**PROBLEM STATEMENT:** Using "title" as the search string, find the matching lines below and copy them.

:::::

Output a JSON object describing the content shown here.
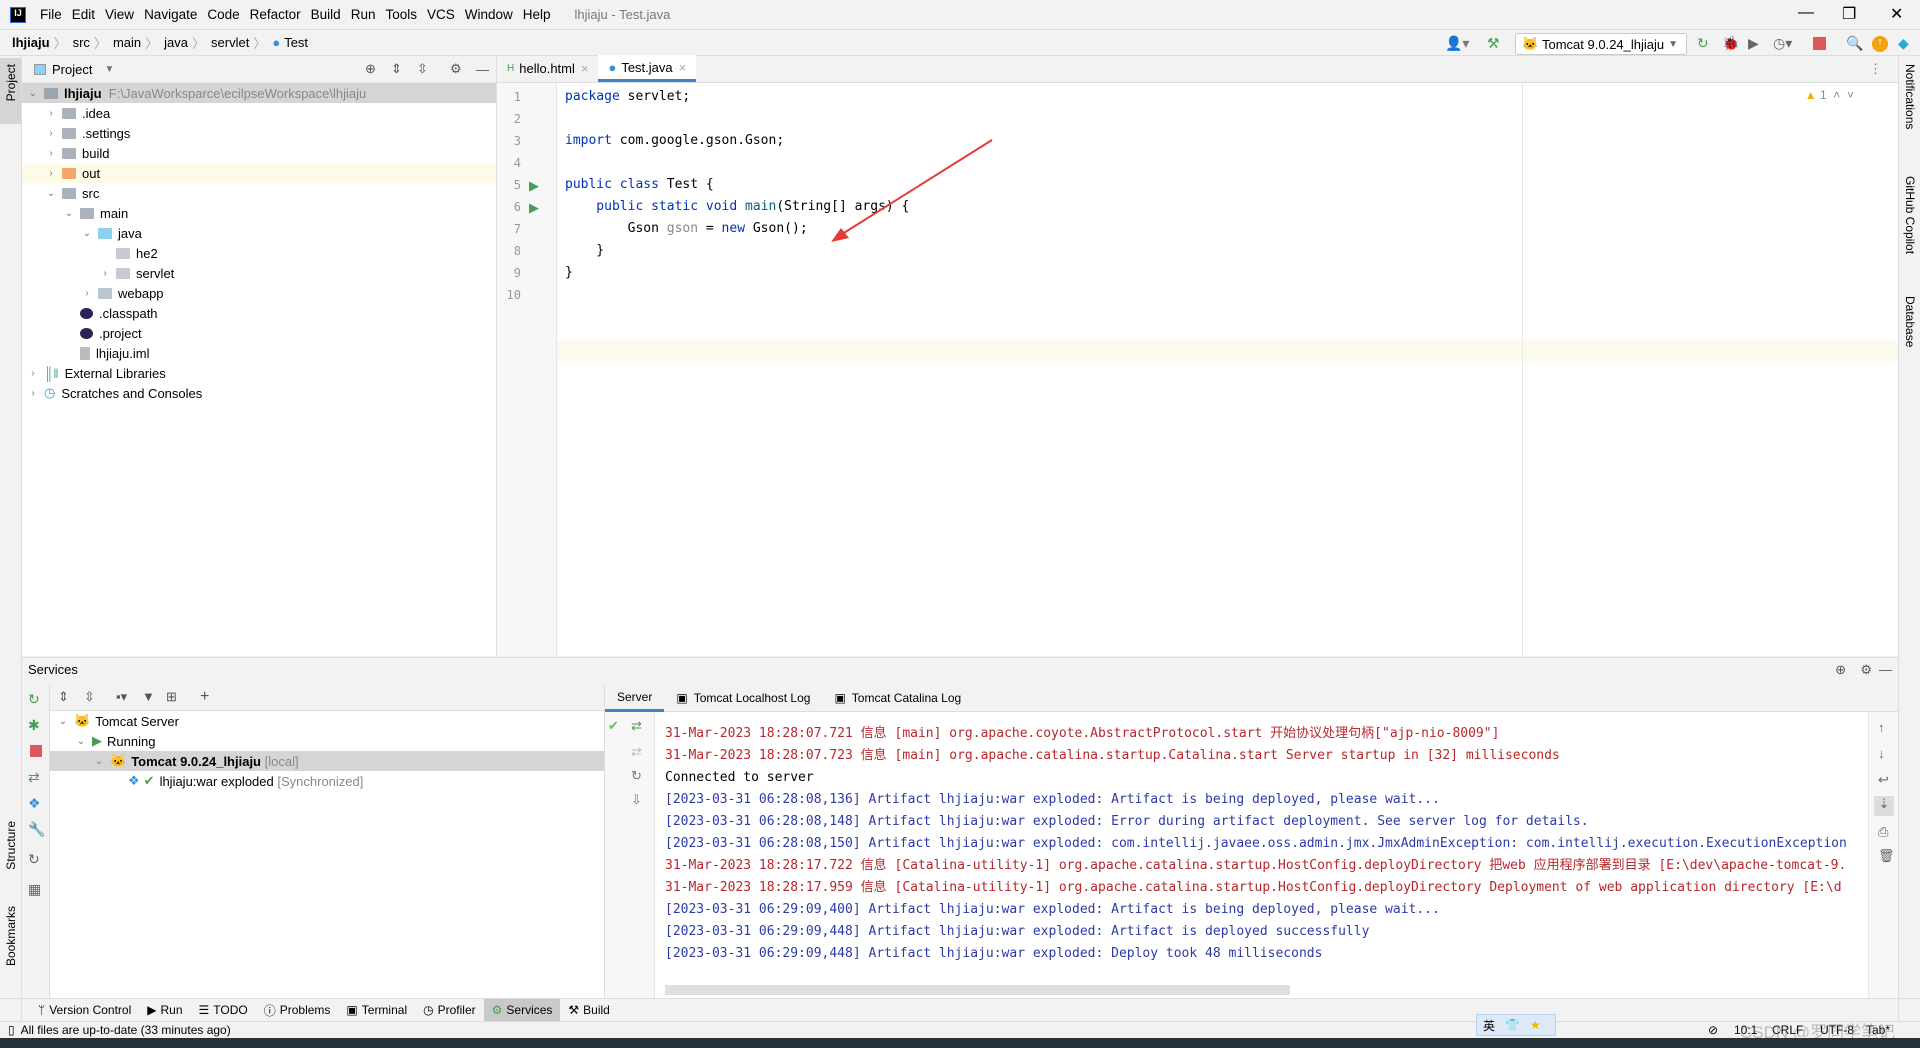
{
  "window": {
    "title": "lhjiaju - Test.java",
    "menu": [
      "File",
      "Edit",
      "View",
      "Navigate",
      "Code",
      "Refactor",
      "Build",
      "Run",
      "Tools",
      "VCS",
      "Window",
      "Help"
    ]
  },
  "breadcrumb": [
    "lhjiaju",
    "src",
    "main",
    "java",
    "servlet",
    "Test"
  ],
  "toolbar": {
    "run_config": "Tomcat 9.0.24_lhjiaju"
  },
  "left_strip": {
    "project": "Project",
    "structure": "Structure",
    "bookmarks": "Bookmarks"
  },
  "right_strip": {
    "notifications": "Notifications",
    "copilot": "GitHub Copilot",
    "database": "Database"
  },
  "project": {
    "title": "Project",
    "root_name": "lhjiaju",
    "root_path": "F:\\JavaWorksparce\\ecilpseWorkspace\\lhjiaju",
    "items": [
      ".idea",
      ".settings",
      "build",
      "out",
      "src",
      "main",
      "java",
      "he2",
      "servlet",
      "webapp",
      ".classpath",
      ".project",
      "lhjiaju.iml",
      "External Libraries",
      "Scratches and Consoles"
    ]
  },
  "editor": {
    "tabs": [
      "hello.html",
      "Test.java"
    ],
    "active_tab": "Test.java",
    "warnings": "1",
    "lines": [
      "1",
      "2",
      "3",
      "4",
      "5",
      "6",
      "7",
      "8",
      "9",
      "10"
    ]
  },
  "code": {
    "l1a": "package",
    "l1b": " servlet;",
    "l3a": "import",
    "l3b": " com.google.gson.Gson;",
    "l5a": "public class",
    "l5b": " Test {",
    "l6a": "    public static void ",
    "l6b": "main",
    "l6c": "(String[] args) {",
    "l7a": "        Gson ",
    "l7b": "gson",
    "l7c": " = ",
    "l7d": "new",
    "l7e": " Gson();",
    "l8": "    }",
    "l9": "}"
  },
  "services": {
    "title": "Services",
    "tree": {
      "server": "Tomcat Server",
      "running": "Running",
      "instance": "Tomcat 9.0.24_lhjiaju",
      "instance_tag": "[local]",
      "artifact": "lhjiaju:war exploded",
      "artifact_tag": "[Synchronized]"
    },
    "console_tabs": [
      "Server",
      "Tomcat Localhost Log",
      "Tomcat Catalina Log"
    ],
    "log": [
      {
        "t": "31-Mar-2023 18:28:07.721 信息 [main] org.apache.coyote.AbstractProtocol.start 开始协议处理句柄[\"ajp-nio-8009\"]",
        "c": "red"
      },
      {
        "t": "31-Mar-2023 18:28:07.723 信息 [main] org.apache.catalina.startup.Catalina.start Server startup in [32] milliseconds",
        "c": "red"
      },
      {
        "t": "Connected to server",
        "c": "black"
      },
      {
        "t": "[2023-03-31 06:28:08,136] Artifact lhjiaju:war exploded: Artifact is being deployed, please wait...",
        "c": "blue"
      },
      {
        "t": "[2023-03-31 06:28:08,148] Artifact lhjiaju:war exploded: Error during artifact deployment. See server log for details.",
        "c": "blue"
      },
      {
        "t": "[2023-03-31 06:28:08,150] Artifact lhjiaju:war exploded: com.intellij.javaee.oss.admin.jmx.JmxAdminException: com.intellij.execution.ExecutionException",
        "c": "blue"
      },
      {
        "t": "31-Mar-2023 18:28:17.722 信息 [Catalina-utility-1] org.apache.catalina.startup.HostConfig.deployDirectory 把web 应用程序部署到目录 [E:\\dev\\apache-tomcat-9.",
        "c": "red"
      },
      {
        "t": "31-Mar-2023 18:28:17.959 信息 [Catalina-utility-1] org.apache.catalina.startup.HostConfig.deployDirectory Deployment of web application directory [E:\\d",
        "c": "red"
      },
      {
        "t": "[2023-03-31 06:29:09,400] Artifact lhjiaju:war exploded: Artifact is being deployed, please wait...",
        "c": "blue"
      },
      {
        "t": "[2023-03-31 06:29:09,448] Artifact lhjiaju:war exploded: Artifact is deployed successfully",
        "c": "blue"
      },
      {
        "t": "[2023-03-31 06:29:09,448] Artifact lhjiaju:war exploded: Deploy took 48 milliseconds",
        "c": "blue"
      }
    ]
  },
  "bottom_tools": [
    "Version Control",
    "Run",
    "TODO",
    "Problems",
    "Terminal",
    "Profiler",
    "Services",
    "Build"
  ],
  "bottom_active": "Services",
  "status": {
    "message": "All files are up-to-date (33 minutes ago)",
    "position": "10:1",
    "line_sep": "CRLF",
    "encoding": "UTF-8",
    "indent": "Tab*",
    "ime": "英",
    "watermark": "CSDN @罗同学笔记"
  },
  "colors": {
    "accent": "#4083c9",
    "log_red": "#b7272b",
    "log_blue": "#2b3aa8",
    "keyword": "#0033b3",
    "stop": "#e05555",
    "run": "#499c54"
  }
}
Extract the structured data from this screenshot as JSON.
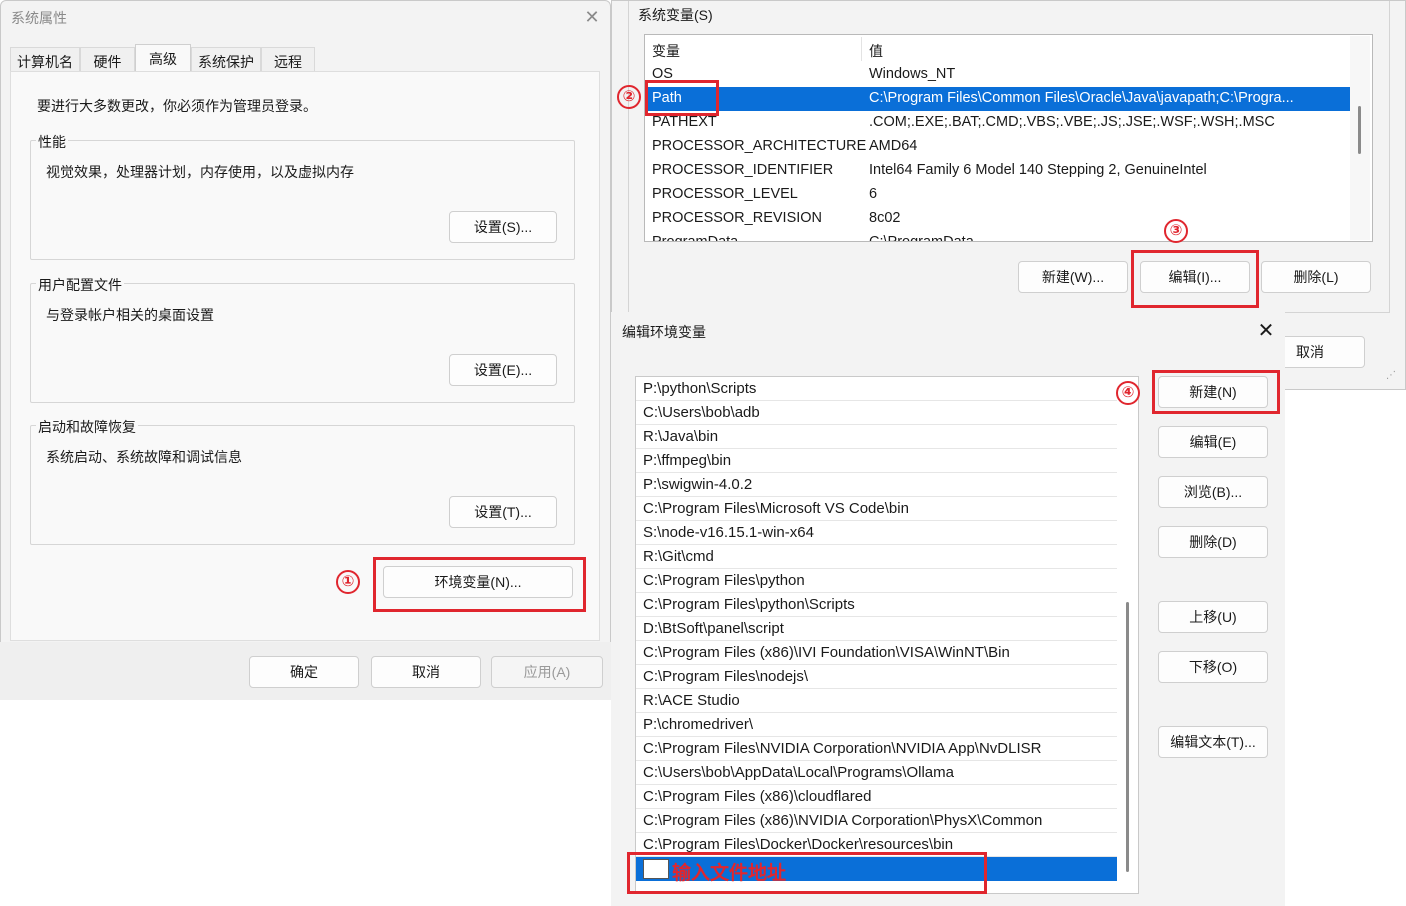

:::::

**SOLVED PROBLEM:**
    "title": "lhjiaju - Test.java",
    "title": "Project",
    "title": "Services",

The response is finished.